Heat stroke may occur from prolonged exposure to high temperatures -- usually in combination with high levels of humidity and dehydration -- which leads to failure of the body's temperature control system. Children are particularly susceptible to heat stroke because their bodies have not yet developed a temperature control system, namely the physical ability to control body temperature.
The most common signs and symptoms of heat stroke include nausea and vomiting, fatigue and weakness, headache, muscle cramps, dizziness, fever, rapid heartbeat, respiratory problems and sudden sleepiness. If your child experiences any of these symptoms, it is important to get your child to lie down in the shade in a ventilated environment, lifting up his legs to improve circulation to the brain and heart, and getting him to take small sips of water which should not be too cold.

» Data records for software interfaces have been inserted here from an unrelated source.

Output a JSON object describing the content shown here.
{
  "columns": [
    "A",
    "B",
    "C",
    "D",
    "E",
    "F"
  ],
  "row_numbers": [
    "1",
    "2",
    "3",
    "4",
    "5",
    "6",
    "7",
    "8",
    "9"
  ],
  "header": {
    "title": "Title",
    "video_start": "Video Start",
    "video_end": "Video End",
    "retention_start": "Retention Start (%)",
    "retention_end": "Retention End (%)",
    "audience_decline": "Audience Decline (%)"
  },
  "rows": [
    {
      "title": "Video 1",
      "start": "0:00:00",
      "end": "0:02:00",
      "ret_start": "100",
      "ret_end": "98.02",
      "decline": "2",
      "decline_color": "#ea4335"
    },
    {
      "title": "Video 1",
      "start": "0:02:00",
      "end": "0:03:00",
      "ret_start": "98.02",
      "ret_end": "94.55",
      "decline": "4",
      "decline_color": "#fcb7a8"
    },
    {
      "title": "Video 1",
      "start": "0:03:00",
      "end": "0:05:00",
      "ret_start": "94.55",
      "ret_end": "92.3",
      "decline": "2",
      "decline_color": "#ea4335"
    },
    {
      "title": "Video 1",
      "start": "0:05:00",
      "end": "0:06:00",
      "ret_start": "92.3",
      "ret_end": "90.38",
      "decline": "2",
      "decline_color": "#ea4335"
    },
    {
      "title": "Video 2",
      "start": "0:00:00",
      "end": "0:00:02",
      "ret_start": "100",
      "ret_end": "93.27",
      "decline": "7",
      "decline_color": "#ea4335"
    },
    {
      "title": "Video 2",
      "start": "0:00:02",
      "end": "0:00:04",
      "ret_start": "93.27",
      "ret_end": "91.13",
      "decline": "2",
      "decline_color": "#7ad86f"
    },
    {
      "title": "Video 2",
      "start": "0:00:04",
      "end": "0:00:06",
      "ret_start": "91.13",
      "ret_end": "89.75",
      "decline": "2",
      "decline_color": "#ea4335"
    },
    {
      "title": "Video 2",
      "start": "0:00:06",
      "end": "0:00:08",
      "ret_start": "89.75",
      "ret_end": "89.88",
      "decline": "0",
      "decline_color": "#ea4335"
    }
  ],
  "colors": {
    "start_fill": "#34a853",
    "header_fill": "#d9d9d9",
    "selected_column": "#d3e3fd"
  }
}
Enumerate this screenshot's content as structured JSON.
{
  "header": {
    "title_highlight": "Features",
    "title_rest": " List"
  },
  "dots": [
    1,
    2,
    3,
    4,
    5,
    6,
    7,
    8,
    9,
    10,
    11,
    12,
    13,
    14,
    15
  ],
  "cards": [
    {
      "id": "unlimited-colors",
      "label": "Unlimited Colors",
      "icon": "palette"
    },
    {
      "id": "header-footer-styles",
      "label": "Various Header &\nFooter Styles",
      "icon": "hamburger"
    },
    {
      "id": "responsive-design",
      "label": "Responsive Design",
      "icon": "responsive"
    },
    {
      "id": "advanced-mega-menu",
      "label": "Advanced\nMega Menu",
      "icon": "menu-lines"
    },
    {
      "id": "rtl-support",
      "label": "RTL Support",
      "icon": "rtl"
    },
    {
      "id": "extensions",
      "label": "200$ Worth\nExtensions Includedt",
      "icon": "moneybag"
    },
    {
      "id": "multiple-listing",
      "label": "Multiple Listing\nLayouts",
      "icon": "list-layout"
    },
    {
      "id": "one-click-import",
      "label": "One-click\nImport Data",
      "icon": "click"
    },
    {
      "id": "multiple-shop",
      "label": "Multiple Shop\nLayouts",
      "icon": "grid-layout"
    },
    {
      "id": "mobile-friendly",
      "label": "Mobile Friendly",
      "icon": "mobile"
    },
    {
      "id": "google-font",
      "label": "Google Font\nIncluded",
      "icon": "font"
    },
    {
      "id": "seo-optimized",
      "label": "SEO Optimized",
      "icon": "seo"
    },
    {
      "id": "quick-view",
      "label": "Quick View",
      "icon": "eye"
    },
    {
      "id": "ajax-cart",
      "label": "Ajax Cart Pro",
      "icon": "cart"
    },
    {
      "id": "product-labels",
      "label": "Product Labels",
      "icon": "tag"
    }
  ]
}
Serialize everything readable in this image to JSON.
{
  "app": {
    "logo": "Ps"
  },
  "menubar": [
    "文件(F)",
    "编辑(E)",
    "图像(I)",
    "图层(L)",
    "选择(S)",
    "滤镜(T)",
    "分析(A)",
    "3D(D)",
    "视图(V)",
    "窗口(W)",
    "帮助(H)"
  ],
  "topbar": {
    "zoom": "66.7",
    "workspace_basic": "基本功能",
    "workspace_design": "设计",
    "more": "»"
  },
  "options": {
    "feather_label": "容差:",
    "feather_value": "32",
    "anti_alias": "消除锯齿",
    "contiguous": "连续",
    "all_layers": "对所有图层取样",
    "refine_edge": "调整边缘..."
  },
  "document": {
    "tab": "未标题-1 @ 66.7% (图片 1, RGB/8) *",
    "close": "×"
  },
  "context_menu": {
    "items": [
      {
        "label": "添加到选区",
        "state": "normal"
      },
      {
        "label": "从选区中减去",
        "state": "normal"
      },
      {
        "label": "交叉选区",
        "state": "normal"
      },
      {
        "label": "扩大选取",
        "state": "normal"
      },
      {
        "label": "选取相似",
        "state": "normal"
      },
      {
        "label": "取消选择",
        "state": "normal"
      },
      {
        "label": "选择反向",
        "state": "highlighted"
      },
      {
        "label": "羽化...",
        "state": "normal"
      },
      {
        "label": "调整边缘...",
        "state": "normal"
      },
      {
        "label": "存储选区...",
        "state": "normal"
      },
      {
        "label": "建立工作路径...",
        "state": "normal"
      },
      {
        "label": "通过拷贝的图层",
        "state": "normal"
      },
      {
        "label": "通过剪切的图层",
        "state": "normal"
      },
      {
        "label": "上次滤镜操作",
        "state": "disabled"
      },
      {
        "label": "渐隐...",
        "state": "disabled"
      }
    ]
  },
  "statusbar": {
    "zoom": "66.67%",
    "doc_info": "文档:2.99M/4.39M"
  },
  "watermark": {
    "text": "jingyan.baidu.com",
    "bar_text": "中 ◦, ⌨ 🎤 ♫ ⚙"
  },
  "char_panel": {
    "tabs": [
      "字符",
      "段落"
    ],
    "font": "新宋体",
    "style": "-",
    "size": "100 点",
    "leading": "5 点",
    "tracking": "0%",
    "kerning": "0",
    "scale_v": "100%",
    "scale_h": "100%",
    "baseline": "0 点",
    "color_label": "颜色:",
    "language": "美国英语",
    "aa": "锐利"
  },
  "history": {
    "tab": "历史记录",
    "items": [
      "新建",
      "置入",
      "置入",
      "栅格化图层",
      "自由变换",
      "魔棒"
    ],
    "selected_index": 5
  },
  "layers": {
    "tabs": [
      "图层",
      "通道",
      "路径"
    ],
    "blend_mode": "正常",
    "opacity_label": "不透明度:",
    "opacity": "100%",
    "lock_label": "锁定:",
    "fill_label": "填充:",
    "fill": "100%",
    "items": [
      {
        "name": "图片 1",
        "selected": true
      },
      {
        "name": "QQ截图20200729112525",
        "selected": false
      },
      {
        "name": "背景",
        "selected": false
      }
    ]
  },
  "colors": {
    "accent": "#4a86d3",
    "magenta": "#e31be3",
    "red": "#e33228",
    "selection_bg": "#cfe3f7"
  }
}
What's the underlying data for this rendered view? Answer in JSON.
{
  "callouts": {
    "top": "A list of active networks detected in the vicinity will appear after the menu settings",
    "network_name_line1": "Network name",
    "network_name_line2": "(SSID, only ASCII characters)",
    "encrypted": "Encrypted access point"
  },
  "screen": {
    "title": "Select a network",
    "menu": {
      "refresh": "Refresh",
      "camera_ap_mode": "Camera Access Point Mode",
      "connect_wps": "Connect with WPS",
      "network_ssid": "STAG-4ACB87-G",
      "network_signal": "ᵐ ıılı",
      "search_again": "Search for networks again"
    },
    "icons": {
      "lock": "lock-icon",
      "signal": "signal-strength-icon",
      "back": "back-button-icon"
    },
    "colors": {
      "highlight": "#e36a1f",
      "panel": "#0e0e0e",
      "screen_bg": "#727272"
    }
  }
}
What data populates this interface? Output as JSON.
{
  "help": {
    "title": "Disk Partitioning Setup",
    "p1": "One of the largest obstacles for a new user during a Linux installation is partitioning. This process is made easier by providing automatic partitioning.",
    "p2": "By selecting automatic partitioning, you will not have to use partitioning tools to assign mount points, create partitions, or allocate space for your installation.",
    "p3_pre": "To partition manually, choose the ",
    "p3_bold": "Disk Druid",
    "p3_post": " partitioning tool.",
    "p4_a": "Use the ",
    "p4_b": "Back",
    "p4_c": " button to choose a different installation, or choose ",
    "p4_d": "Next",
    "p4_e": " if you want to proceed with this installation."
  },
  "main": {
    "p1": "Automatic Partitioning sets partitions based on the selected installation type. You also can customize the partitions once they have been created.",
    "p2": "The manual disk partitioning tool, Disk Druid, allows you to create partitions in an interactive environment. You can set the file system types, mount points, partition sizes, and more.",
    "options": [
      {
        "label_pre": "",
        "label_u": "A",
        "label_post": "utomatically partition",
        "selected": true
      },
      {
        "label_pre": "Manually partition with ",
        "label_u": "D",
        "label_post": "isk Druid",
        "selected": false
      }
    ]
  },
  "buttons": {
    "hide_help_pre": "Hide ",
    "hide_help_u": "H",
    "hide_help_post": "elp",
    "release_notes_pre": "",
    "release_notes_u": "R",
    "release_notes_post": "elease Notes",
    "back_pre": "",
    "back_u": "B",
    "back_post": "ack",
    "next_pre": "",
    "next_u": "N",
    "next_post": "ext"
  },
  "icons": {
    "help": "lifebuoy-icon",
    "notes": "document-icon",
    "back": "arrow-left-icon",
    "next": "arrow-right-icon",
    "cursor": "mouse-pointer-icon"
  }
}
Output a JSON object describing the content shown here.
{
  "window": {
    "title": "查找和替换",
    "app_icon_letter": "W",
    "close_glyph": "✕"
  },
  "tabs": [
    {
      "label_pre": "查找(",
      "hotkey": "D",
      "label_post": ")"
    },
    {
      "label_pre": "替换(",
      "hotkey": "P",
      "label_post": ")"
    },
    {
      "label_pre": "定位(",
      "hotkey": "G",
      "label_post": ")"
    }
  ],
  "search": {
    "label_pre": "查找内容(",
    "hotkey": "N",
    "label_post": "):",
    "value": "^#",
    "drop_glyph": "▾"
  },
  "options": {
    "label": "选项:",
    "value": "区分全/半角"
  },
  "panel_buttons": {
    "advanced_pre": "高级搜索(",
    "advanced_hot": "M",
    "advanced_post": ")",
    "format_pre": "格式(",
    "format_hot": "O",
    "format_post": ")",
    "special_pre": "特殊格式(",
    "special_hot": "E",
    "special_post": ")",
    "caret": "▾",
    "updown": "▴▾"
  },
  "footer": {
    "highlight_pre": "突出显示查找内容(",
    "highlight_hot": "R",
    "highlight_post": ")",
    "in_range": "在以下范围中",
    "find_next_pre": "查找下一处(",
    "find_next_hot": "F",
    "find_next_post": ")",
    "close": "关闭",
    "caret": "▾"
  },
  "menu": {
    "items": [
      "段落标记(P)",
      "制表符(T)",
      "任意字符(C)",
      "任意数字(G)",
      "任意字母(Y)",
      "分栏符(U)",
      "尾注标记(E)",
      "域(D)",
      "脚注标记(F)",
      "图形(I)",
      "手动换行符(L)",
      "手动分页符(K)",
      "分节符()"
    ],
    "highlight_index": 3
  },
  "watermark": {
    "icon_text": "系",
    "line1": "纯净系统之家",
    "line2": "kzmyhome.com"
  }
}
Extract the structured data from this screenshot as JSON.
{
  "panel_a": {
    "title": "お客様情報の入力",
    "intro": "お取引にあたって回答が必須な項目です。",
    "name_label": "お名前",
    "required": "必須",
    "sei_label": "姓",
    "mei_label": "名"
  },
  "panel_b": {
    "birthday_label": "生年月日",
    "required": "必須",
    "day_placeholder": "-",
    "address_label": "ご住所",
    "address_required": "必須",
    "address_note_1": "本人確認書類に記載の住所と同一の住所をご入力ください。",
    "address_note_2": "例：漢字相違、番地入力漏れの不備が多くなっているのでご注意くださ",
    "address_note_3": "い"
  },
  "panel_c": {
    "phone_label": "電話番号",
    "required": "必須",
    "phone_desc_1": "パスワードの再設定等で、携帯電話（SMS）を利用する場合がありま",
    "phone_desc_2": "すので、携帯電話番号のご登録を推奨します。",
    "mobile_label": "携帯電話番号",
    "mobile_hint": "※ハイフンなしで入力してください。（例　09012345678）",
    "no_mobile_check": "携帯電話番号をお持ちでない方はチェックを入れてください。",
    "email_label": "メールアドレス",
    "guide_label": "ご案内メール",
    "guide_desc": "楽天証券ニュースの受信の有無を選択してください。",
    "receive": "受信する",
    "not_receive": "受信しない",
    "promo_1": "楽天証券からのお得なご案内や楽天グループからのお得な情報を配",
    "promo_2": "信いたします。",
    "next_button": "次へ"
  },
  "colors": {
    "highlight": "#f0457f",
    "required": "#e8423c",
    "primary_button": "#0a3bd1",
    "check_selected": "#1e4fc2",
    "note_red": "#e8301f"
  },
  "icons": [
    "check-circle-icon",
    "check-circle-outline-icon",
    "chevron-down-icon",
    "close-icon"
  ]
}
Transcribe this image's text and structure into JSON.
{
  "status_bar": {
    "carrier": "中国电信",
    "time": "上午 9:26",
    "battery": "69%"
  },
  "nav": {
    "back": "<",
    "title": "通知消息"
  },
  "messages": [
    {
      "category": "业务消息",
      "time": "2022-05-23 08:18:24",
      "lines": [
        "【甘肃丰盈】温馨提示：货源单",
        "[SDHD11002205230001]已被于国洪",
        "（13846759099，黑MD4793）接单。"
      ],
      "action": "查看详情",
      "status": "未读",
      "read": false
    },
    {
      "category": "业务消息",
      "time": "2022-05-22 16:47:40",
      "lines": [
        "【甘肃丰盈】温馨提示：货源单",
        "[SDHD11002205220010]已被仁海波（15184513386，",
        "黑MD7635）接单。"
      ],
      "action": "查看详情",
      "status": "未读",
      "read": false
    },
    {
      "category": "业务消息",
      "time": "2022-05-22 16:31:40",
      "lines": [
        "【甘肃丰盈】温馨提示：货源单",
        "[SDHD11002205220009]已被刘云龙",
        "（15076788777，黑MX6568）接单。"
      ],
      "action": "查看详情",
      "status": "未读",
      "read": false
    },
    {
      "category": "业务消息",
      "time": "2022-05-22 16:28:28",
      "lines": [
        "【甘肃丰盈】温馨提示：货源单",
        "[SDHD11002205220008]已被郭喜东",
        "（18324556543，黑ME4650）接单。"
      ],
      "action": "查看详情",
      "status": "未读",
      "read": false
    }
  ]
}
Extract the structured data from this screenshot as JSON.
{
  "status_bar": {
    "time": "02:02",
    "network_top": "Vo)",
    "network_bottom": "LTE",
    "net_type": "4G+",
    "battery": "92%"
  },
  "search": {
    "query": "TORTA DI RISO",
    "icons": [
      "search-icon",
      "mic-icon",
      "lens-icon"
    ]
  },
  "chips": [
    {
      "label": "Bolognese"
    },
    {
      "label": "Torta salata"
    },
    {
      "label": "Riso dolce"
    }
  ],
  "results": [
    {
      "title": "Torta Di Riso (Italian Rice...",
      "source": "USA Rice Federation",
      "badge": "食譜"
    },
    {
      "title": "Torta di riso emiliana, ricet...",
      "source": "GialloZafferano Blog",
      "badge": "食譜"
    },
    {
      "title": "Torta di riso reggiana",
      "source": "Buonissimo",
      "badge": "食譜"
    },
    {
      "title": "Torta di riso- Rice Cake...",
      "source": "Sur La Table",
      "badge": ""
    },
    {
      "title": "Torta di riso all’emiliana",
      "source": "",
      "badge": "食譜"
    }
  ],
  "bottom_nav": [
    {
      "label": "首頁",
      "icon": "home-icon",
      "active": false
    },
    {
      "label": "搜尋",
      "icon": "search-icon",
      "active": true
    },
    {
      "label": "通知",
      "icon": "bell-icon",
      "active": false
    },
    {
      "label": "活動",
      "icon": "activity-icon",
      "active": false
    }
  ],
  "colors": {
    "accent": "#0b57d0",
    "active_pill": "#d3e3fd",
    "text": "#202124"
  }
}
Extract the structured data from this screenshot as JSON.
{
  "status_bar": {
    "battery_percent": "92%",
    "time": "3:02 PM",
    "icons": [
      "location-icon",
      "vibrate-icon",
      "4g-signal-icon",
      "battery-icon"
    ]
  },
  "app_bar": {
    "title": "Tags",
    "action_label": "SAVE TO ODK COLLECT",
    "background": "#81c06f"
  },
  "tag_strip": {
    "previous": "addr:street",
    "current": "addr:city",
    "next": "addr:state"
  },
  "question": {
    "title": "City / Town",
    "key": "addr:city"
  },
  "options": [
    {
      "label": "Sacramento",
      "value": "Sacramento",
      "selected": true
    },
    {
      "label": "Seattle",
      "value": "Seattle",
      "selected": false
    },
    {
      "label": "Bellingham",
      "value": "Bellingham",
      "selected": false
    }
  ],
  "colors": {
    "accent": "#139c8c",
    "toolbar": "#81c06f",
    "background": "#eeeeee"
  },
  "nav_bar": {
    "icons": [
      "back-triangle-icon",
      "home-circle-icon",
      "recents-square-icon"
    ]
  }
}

But as we all know prevention is better than cure, so here are the precautions to take to avoid heat exhaustion or heat stroke:
- Exposure to sunlight and physical exercise should be avoided during the hottest hours of the day (11 am to 4 pm). Sunlight is important for the production of vitamin D, but exposure to sun must be gradual.
- Make sure your child wears a hat and lightweight pastel coloured clothing, that reflect sunlight.
- Always use a high protection sunscreen for your kids.
- Sponge down head and body, by getting them to take a shower or a bath.
- Make sure your children drink lots of cool liquids. If it is very hot, mineral drinks may be very useful.
- Their diet should above all include lots of fruit and vegetables.
Enjoy yourselves this summer!